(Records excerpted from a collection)
__________________________________________________

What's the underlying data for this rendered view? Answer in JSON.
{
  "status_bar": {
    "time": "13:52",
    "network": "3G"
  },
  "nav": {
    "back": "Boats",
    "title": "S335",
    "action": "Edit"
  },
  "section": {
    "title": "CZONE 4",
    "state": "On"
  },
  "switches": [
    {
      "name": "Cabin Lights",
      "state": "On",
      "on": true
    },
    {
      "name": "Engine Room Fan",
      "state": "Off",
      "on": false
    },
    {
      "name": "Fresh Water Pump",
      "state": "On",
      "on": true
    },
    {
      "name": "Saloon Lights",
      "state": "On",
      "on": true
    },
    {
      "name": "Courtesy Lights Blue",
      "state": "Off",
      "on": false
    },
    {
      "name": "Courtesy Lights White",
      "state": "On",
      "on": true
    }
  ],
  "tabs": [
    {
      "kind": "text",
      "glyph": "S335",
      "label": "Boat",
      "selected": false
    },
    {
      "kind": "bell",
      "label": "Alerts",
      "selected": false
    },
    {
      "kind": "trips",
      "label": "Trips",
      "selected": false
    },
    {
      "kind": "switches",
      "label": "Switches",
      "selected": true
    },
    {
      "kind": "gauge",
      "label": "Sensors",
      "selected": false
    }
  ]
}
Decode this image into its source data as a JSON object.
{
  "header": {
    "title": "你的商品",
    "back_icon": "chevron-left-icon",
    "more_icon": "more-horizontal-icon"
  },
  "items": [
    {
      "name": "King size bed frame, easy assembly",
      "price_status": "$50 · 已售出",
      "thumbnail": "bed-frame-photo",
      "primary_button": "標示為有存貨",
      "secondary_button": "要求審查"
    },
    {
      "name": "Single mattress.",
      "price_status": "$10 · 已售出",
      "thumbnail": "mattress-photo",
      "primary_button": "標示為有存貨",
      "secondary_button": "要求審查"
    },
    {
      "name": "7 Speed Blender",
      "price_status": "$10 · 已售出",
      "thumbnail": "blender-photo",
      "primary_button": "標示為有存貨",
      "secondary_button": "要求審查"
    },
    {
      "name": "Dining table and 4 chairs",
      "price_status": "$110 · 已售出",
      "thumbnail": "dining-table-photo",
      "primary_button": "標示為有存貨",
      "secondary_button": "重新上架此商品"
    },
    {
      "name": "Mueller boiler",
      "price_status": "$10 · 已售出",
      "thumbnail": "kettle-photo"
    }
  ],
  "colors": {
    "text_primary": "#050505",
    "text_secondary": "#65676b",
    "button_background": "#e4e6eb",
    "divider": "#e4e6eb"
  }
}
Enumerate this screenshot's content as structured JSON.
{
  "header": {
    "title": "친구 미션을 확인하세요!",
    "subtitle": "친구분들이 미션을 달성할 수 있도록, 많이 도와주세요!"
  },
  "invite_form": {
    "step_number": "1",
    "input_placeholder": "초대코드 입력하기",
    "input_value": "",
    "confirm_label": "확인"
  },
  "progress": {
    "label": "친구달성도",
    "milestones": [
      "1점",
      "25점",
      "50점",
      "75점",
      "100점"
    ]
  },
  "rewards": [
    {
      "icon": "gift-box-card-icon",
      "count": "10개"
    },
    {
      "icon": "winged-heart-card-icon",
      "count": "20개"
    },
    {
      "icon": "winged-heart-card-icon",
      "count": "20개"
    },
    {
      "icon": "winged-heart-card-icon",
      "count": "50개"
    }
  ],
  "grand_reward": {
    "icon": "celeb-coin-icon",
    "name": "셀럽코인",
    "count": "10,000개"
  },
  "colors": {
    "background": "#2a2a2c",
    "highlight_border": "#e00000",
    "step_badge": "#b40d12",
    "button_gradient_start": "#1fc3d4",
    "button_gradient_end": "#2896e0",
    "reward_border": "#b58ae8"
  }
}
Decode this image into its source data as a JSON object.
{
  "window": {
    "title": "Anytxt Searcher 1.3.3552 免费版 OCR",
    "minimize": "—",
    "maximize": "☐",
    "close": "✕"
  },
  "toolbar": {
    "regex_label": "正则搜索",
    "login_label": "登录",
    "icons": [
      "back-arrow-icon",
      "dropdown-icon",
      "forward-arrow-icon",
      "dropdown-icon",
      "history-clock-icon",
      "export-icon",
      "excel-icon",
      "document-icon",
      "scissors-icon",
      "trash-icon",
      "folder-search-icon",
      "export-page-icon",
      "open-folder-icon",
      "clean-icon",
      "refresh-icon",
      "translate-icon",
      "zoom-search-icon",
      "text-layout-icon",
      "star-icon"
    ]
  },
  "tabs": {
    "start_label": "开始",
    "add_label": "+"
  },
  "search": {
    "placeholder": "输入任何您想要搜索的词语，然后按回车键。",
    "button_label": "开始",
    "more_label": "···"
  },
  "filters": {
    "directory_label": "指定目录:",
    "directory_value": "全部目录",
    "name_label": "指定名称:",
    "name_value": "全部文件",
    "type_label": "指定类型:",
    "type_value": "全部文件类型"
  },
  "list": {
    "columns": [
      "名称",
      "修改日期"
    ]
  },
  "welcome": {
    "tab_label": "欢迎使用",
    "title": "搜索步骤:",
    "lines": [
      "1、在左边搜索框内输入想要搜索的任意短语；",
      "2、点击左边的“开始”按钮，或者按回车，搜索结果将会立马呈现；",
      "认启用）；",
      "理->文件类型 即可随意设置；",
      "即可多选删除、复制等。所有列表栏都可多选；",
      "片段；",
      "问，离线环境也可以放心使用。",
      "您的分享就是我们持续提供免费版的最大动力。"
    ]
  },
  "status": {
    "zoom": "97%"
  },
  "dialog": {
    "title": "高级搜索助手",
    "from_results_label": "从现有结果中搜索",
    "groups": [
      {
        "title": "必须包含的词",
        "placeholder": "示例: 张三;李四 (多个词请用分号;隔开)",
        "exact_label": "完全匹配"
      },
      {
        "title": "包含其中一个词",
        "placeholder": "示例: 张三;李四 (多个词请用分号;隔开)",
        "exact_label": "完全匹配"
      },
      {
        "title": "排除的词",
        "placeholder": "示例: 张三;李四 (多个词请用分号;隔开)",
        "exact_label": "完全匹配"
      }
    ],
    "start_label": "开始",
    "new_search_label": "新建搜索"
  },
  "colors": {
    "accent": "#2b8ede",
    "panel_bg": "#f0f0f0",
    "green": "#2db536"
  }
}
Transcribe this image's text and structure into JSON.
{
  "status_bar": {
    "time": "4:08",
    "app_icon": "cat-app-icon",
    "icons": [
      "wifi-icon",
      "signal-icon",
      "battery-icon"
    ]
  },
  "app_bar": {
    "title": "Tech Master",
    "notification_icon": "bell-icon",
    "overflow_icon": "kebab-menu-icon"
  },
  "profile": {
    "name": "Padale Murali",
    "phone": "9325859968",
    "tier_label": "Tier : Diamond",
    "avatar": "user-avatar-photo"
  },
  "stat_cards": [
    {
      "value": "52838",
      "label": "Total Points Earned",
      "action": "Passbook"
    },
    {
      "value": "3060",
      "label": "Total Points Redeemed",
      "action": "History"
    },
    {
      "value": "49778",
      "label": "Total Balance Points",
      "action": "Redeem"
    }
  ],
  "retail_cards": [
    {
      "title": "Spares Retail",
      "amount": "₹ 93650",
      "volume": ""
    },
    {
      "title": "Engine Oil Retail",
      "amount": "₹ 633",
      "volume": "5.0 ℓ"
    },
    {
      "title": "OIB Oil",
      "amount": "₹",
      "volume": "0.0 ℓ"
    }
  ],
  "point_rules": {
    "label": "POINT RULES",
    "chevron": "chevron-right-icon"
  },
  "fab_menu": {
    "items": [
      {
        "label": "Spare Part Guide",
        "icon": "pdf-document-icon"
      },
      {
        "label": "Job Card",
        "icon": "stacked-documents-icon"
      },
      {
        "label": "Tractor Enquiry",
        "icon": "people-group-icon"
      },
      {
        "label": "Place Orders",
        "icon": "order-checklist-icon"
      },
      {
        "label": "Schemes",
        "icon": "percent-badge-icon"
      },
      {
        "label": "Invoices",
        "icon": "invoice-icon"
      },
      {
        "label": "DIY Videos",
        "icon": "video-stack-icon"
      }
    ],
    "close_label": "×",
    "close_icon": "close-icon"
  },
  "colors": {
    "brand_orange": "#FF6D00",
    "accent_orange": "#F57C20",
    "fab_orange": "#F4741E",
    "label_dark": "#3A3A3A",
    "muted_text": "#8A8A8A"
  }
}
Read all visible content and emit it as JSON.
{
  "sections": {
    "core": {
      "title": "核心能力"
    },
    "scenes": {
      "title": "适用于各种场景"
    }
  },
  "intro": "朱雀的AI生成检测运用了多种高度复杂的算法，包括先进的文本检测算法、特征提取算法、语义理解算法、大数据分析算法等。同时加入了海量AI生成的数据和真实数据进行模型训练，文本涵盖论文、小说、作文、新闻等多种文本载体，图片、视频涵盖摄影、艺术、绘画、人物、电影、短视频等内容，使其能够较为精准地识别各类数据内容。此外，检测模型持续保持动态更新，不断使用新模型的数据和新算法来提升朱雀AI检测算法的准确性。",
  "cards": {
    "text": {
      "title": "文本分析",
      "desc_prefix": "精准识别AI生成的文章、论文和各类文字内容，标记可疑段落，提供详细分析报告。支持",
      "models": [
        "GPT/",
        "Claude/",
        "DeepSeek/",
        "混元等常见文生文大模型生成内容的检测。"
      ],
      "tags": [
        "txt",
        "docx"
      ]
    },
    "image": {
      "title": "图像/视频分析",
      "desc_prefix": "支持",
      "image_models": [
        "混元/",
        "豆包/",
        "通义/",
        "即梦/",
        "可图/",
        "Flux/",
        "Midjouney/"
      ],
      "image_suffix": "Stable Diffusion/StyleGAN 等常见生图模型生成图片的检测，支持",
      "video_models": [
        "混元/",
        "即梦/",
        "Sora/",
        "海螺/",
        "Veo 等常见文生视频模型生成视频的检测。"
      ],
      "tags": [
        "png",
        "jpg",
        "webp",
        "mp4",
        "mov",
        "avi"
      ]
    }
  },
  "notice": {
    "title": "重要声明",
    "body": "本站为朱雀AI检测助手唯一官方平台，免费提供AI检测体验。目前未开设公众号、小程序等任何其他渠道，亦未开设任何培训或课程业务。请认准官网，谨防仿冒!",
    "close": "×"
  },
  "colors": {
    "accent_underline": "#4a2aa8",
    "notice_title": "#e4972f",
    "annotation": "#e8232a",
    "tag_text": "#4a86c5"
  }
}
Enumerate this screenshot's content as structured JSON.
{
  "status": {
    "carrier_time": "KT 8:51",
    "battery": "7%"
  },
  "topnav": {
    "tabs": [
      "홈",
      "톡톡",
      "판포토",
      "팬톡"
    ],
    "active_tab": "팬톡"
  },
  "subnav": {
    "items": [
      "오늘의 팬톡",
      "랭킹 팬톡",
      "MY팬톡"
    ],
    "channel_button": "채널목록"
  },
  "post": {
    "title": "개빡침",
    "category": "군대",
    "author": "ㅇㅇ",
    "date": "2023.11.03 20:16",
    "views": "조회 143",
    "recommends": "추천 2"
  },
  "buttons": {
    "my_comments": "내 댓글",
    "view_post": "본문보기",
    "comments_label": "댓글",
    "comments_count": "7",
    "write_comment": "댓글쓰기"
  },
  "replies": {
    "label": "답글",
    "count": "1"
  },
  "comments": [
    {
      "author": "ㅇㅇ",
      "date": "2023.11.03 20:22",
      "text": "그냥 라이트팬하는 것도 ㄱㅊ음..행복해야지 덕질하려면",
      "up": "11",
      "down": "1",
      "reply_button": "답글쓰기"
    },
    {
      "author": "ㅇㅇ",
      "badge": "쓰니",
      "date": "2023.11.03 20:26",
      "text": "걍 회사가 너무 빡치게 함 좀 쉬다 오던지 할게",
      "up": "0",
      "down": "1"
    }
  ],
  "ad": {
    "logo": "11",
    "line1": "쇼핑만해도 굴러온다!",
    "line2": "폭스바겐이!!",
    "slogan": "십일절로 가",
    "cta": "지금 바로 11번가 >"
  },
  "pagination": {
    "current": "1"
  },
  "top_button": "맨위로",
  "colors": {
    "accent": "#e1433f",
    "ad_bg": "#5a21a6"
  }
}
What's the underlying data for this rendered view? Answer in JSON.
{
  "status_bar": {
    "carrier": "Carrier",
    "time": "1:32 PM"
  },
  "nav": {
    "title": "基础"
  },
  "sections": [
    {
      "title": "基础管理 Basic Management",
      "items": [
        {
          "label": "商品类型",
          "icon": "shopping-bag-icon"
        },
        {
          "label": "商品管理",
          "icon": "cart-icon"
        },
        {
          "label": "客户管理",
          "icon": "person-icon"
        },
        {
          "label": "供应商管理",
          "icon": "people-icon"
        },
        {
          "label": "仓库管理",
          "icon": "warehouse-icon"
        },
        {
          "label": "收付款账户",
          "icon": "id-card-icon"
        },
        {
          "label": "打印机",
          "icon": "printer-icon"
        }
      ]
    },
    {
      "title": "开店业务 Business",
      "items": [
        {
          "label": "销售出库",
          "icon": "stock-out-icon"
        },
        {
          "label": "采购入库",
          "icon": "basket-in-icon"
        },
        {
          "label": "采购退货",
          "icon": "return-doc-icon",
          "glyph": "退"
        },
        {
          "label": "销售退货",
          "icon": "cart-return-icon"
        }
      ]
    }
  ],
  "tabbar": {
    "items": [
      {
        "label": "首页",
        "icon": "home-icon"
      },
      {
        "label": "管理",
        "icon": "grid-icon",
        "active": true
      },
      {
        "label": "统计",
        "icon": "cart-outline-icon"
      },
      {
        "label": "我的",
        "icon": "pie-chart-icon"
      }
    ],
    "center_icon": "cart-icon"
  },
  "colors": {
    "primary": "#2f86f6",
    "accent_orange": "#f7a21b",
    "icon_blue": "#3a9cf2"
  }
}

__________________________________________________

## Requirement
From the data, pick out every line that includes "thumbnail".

## Exercise answer
      "thumbnail": "bed-frame-photo",
      "thumbnail": "mattress-photo",
      "thumbnail": "blender-photo",
      "thumbnail": "dining-table-photo",
      "thumbnail": "kettle-photo"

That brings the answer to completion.